Evening, Warehouses and Water
oil on canvas, 42 x 40 in. 2006
Above are a canvas and a sketch from the David Rich catalog of 2010 that are good examples of the cinematic in his work. In the sketch, Warehouses and Water(2006), there is a touch of impressionism just to “cheat” the eye into position. Then in one punch come the frame, the ground, the raw material, as if shot through an old film projector at high speed. A similar effect obtains in the oil painting of the same year, Evening, Warehouses and Water, where a single frame of impressionism beats through the paint at cinematic speed. The vertical scratch of orange light along the side of the building captures the speed, locks the projector in a spasm, a lurch in time where we can grasp a point of velocity.


Intervals
mixed media on paper, 12 x 12 in. 2007
In Intervals (2007) there is a bold argument in blue and black, overcast with a vapor of yellow rag-wipe, a bright orange ground lifting from the rear. The whole of the painting is keyed to a neat tie-off in the bottom third and a nudge to the left. At first pass it appears the yellow rag-wipe is a bit timid and arbitrary as painting. On second it becomes clear that it forms a pinwheel of highlights that rotates counterclockwise along an arch supported, indeed, by the bold argument in blue and black. The rotating highlights glide into the source of their light, which of course is in the axis of the tie-off in the bottom third.

There is complicated highlighting in Intervals. Strong passages of orange mitigate the pinwheel of yellow rag-wipe, yet are cold, though orange, for they staunchly belong to another order of events. Indeed, all of the orange passages in this painting are time-based process painting, and each is neatly pegged as such. The orange passages belong to a non-optical phase of the painting. Yet the yellow rag-wipe shares the light of the orange ground and matches it in tone. Still there is a long pull between the two colors. It is a dazzlingly controlled and balanced act that manipulates time and process as it goes.




Night Yard
mixed media on paper, 11 x 11 in. 2009
Night Yard (2009) comes toward the end of the David Rich catalog. Again, only the barest amount of impressionism, the elemental reflection off the top of a roof. But the rest of the painting is disembodied metaphysics in a tar pit of negative space. A vacuum sweeps in around the rooftop. The land swells, the roof encapsulates, obtrudes into a polygon. A machined strip of blue zips down the right edge of the painting, against a fat blue brush-off along the top. Some lesser traces of darker blue modulate, and a welter of tarry black cancelation pounds into the canvas from all sides.

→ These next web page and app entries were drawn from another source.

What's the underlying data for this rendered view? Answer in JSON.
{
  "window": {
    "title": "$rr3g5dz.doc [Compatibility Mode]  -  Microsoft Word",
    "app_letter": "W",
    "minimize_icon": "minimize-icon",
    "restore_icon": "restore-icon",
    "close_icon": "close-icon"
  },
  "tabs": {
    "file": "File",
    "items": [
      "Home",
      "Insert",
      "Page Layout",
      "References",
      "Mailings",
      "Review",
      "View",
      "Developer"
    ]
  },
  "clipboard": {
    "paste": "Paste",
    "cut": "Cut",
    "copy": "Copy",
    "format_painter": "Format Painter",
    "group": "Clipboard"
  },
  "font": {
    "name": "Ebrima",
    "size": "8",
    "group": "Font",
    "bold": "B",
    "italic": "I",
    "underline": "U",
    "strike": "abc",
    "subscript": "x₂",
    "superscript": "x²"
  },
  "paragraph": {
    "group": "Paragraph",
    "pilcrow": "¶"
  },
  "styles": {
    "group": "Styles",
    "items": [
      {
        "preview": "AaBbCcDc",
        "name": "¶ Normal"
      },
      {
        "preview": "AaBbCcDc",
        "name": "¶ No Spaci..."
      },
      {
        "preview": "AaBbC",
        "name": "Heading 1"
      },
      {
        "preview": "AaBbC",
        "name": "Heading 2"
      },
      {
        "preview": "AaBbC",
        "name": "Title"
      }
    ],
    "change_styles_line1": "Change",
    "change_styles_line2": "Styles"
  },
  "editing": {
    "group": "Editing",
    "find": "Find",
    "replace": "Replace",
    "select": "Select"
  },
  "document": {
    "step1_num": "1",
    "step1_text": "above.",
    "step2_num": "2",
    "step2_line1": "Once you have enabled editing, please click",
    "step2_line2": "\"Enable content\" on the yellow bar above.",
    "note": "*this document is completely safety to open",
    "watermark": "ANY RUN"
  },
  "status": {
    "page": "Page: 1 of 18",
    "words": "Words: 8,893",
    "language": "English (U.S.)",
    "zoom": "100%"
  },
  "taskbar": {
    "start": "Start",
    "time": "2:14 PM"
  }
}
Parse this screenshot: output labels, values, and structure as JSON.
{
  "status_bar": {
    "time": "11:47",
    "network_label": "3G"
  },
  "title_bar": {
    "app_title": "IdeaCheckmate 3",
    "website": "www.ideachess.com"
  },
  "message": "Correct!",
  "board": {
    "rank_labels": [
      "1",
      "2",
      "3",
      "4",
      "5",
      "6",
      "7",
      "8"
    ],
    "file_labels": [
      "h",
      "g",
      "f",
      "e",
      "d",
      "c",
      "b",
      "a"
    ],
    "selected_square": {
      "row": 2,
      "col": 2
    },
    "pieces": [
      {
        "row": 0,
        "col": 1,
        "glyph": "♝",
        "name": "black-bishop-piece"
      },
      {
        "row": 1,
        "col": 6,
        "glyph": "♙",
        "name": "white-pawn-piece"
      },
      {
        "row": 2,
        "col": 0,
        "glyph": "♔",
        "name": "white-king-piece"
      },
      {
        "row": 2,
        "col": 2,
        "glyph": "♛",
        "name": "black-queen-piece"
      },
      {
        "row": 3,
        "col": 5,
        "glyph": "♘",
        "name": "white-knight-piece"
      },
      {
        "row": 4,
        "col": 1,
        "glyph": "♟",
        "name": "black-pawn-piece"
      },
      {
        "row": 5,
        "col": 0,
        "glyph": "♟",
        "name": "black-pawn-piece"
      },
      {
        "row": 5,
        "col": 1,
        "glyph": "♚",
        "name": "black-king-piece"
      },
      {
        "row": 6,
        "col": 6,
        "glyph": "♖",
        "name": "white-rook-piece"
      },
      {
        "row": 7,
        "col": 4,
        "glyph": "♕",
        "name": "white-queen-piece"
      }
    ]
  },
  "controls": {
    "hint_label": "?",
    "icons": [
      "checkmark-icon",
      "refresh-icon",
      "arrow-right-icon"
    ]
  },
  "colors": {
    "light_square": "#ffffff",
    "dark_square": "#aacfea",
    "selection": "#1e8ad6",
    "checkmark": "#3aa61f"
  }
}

There is a crisp unraveling of light and layers on the left side of the painting, where another building is visible behind the rooftop. Here is revealed an editing process that slices like a letter-opener clear through the painting from the left edge. The glint of its blade is seen again on the right. Otherwise the painting is a vortex of negative space, a discourse of anti-matter, all of it wiped out in black perfunctory strokes, cutting few corners. What remains is what is arguable, what cannot be argued is passed over in silence.

David Rich’s paintings are circumspect and sure of aim. To my mind they account for a great deal of what defines a work of art, the visible as well as the process and what is suggested but not seen — the support, the intention, the act, the why, the gestures and their cancelations. It is not much more complicated than that. But it is an intellectual exercise at which David Rich is uncompromising. Things will be sorted out, come hell or high water, on his watch, is the message you get from this work.

— Ethan Pettit, February 2013